▸ **Records drawn from a dataset**:
◇ ◇ ◇

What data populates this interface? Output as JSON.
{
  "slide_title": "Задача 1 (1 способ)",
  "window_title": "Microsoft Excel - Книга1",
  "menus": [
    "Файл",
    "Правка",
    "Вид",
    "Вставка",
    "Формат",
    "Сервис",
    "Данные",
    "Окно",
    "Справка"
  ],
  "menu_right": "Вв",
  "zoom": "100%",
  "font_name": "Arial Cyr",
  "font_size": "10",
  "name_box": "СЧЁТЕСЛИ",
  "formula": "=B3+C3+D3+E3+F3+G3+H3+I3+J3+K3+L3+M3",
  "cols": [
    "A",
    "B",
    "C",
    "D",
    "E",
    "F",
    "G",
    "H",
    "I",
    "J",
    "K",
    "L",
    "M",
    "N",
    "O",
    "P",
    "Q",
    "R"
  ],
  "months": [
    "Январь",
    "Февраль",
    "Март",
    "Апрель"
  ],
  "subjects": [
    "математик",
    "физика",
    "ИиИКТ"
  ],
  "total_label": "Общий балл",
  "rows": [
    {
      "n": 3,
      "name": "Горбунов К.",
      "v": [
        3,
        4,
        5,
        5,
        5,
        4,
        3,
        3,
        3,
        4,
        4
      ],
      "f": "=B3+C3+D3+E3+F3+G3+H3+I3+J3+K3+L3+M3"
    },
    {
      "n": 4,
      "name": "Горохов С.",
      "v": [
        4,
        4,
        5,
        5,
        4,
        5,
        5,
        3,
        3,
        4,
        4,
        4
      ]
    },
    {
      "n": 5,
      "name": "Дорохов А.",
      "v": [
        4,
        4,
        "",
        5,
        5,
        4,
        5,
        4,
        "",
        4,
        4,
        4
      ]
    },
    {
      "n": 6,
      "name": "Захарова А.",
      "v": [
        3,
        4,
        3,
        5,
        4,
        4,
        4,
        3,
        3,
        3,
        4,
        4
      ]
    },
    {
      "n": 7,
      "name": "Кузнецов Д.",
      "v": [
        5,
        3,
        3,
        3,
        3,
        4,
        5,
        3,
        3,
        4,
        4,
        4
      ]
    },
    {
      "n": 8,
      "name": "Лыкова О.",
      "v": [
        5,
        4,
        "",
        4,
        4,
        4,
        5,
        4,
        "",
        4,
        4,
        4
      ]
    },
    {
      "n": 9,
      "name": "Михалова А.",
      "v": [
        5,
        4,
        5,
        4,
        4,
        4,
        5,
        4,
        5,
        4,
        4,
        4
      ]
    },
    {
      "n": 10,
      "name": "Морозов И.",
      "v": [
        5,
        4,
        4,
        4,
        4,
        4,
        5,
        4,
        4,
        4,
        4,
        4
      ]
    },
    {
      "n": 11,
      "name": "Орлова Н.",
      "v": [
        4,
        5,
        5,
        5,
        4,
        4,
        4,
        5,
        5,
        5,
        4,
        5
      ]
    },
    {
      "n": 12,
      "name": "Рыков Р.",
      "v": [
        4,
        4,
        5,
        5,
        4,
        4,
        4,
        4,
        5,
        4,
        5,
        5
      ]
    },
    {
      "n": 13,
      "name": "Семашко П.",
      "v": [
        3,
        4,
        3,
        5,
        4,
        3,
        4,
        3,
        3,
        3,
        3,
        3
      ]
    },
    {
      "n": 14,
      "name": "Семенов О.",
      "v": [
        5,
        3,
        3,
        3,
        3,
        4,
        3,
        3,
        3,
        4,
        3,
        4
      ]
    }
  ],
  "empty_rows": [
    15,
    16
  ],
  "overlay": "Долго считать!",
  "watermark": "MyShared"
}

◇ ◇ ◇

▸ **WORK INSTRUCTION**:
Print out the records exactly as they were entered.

▸ **TASK SOLUTION**:
What data populates this interface? Output as JSON.
{
  "slide_title": "Задача 1 (1 способ)",
  "window_title": "Microsoft Excel - Книга1",
  "menus": [
    "Файл",
    "Правка",
    "Вид",
    "Вставка",
    "Формат",
    "Сервис",
    "Данные",
    "Окно",
    "Справка"
  ],
  "menu_right": "Вв",
  "zoom": "100%",
  "font_name": "Arial Cyr",
  "font_size": "10",
  "name_box": "СЧЁТЕСЛИ",
  "formula": "=B3+C3+D3+E3+F3+G3+H3+I3+J3+K3+L3+M3",
  "cols": [
    "A",
    "B",
    "C",
    "D",
    "E",
    "F",
    "G",
    "H",
    "I",
    "J",
    "K",
    "L",
    "M",
    "N",
    "O",
    "P",
    "Q",
    "R"
  ],
  "months": [
    "Январь",
    "Февраль",
    "Март",
    "Апрель"
  ],
  "subjects": [
    "математик",
    "физика",
    "ИиИКТ"
  ],
  "total_label": "Общий балл",
  "rows": [
    {
      "n": 3,
      "name": "Горбунов К.",
      "v": [
        3,
        4,
        5,
        5,
        5,
        4,
        3,
        3,
        3,
        4,
        4
      ],
      "f": "=B3+C3+D3+E3+F3+G3+H3+I3+J3+K3+L3+M3"
    },
    {
      "n": 4,
      "name": "Горохов С.",
      "v": [
        4,
        4,
        5,
        5,
        4,
        5,
        5,
        3,
        3,
        4,
        4,
        4
      ]
    },
    {
      "n": 5,
      "name": "Дорохов А.",
      "v": [
        4,
        4,
        "",
        5,
        5,
        4,
        5,
        4,
        "",
        4,
        4,
        4
      ]
    },
    {
      "n": 6,
      "name": "Захарова А.",
      "v": [
        3,
        4,
        3,
        5,
        4,
        4,
        4,
        3,
        3,
        3,
        4,
        4
      ]
    },
    {
      "n": 7,
      "name": "Кузнецов Д.",
      "v": [
        5,
        3,
        3,
        3,
        3,
        4,
        5,
        3,
        3,
        4,
        4,
        4
      ]
    },
    {
      "n": 8,
      "name": "Лыкова О.",
      "v": [
        5,
        4,
        "",
        4,
        4,
        4,
        5,
        4,
        "",
        4,
        4,
        4
      ]
    },
    {
      "n": 9,
      "name": "Михалова А.",
      "v": [
        5,
        4,
        5,
        4,
        4,
        4,
        5,
        4,
        5,
        4,
        4,
        4
      ]
    },
    {
      "n": 10,
      "name": "Морозов И.",
      "v": [
        5,
        4,
        4,
        4,
        4,
        4,
        5,
        4,
        4,
        4,
        4,
        4
      ]
    },
    {
      "n": 11,
      "name": "Орлова Н.",
      "v": [
        4,
        5,
        5,
        5,
        4,
        4,
        4,
        5,
        5,
        5,
        4,
        5
      ]
    },
    {
      "n": 12,
      "name": "Рыков Р.",
      "v": [
        4,
        4,
        5,
        5,
        4,
        4,
        4,
        4,
        5,
        4,
        5,
        5
      ]
    },
    {
      "n": 13,
      "name": "Семашко П.",
      "v": [
        3,
        4,
        3,
        5,
        4,
        3,
        4,
        3,
        3,
        3,
        3,
        3
      ]
    },
    {
      "n": 14,
      "name": "Семенов О.",
      "v": [
        5,
        3,
        3,
        3,
        3,
        4,
        3,
        3,
        3,
        4,
        3,
        4
      ]
    }
  ],
  "empty_rows": [
    15,
    16
  ],
  "overlay": "Долго считать!",
  "watermark": "MyShared"
}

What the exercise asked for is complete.